I love seasonal produce. Any season. It’s the most delicious way I know of being in the moment. And summer produce is the easiest to love. Sweet corn, curvy eggplant, luscious mangoes, creamy avocados, ripe berries. What I don’t love — food waste. And honey, there’s a lot of it. We waste up to 40% of our food and with it, every single resource it takes to produce it — water, labor, farmland, energy. Worse, 1 in 7 of us is dealing with food insecurity. Waste is unsustainable. It makes us look uncaring and ungrateful, too.
Here’s to President Obama and culinary and environmental leaders working together to cut food waste in half. We can all get in the game. As we enter the sticky, sexy days — and nights — of summer, embrace — and eat — imperfection. I’m not saying you have to eat that old pizza (although I do wish there was a way to turn it into fuel or something). Instead of discarding summer produce like slightly bruised peaches or past-their-peak berries, use them in a fruit crumble or berry pudding (nice for a Father’s Day treat) or freeze them for winter, when summer feels like a distant memory.
More easy, luscious summer food ideas here. Click below images to download:
More food saving tips here. Because those luscious summer mangoes and berries and peaches won’t be here forever.
Summer Berry Pudding
- 1/3 cup fresh orange juice

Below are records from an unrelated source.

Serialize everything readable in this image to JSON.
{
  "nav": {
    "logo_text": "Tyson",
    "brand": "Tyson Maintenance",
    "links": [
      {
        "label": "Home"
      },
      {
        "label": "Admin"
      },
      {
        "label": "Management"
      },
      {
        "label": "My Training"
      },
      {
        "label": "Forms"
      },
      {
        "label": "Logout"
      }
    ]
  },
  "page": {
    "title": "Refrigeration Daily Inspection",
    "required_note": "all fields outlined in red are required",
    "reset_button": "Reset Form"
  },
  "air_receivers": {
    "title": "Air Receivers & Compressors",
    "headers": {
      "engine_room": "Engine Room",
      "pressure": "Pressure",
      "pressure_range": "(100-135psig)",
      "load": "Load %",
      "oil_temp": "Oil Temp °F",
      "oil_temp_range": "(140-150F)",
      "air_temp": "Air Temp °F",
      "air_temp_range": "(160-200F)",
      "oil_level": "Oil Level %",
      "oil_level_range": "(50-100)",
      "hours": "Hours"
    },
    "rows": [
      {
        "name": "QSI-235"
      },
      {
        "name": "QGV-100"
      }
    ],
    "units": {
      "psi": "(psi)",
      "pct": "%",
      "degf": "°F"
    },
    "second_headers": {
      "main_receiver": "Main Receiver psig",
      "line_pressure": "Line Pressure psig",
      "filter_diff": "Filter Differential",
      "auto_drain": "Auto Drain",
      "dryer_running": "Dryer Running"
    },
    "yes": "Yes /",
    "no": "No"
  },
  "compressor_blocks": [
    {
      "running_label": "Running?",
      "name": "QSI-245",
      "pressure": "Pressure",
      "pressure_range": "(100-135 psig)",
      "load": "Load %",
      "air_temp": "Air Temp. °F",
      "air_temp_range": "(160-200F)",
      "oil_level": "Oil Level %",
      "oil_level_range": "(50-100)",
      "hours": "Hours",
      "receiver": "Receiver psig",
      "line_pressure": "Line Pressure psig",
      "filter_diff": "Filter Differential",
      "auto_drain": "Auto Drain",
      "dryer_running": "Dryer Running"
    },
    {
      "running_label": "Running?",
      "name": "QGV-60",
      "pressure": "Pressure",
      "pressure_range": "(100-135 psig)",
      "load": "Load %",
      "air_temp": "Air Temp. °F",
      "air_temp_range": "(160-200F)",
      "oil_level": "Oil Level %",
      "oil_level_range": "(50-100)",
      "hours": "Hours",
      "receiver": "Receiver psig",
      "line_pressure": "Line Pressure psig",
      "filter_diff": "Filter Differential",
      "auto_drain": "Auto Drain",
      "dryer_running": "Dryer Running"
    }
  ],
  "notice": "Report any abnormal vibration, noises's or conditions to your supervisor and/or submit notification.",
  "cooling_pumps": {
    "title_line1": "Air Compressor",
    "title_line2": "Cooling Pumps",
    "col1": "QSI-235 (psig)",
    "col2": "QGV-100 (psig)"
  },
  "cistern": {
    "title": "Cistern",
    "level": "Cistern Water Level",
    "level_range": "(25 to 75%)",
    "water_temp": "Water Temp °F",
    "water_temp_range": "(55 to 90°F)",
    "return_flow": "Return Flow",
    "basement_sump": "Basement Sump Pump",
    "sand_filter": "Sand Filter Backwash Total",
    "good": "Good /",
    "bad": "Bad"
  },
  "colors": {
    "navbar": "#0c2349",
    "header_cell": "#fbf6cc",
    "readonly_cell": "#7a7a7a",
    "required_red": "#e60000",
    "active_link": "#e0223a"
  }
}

- 1/2 cup sugar
- 5 cups berries any mix of fresh blueberries, strawberries, raspberries, blackberries, mulberries or currants
- Half a loaf of soft white or whole wheat bread about 15 slices , crusts removed
- Heat orange juice and sugar in a large pot or saucepan over medium heat. Stir for a minute or two, until sugar dissolves. Pour in all your berries.
- Stir and continue cooking over medium heat, until the berries release all their lovely juice, about 5 minutes. Remove from heat.
- Ladle a generous amount of berry juice — not the berries themselves — enough to cover the bottom of a 9 X 5-inch loaf pan or 6-cup mold or pudding basin (to use the delightfully archaic English term). Top berry juice with a layer of bread, cutting slices to fit. Line the sides of the mold with bread sliced snugly to fit, as well.
- Now layer on a good third of your berries, so the bread beneath is completely buried. Top the berries with another layer of bread. Repeat with another layer of berries and juice, then top with another layer of bread. Save the last third of the berries and juice to cover the top, making sure there’s no bread peeking through.
- When the pudding is completely cooled, press a layer or two of plastic wrap on top, then weight it down by setting a heavy plate or something similar on top. Innovate. I’ve used an eggplant that happened to be right there in the fridge and that worked fine. Refrigerate.
- Let the berries and bread smoosh and the pudding chill overnight or up two days. When you’re ready to serve, remove weight, take the pudding from the fridge and unwrap. Run a butter knife around the edge, place a plate with a lip (to save any juice) or a shallow bowl on top. Invert the pudding onto the plate. It should unmold perfectly.
- Stop, admire, then serve, cutting into wedges or slices as desired. Top with whipped coconut cream.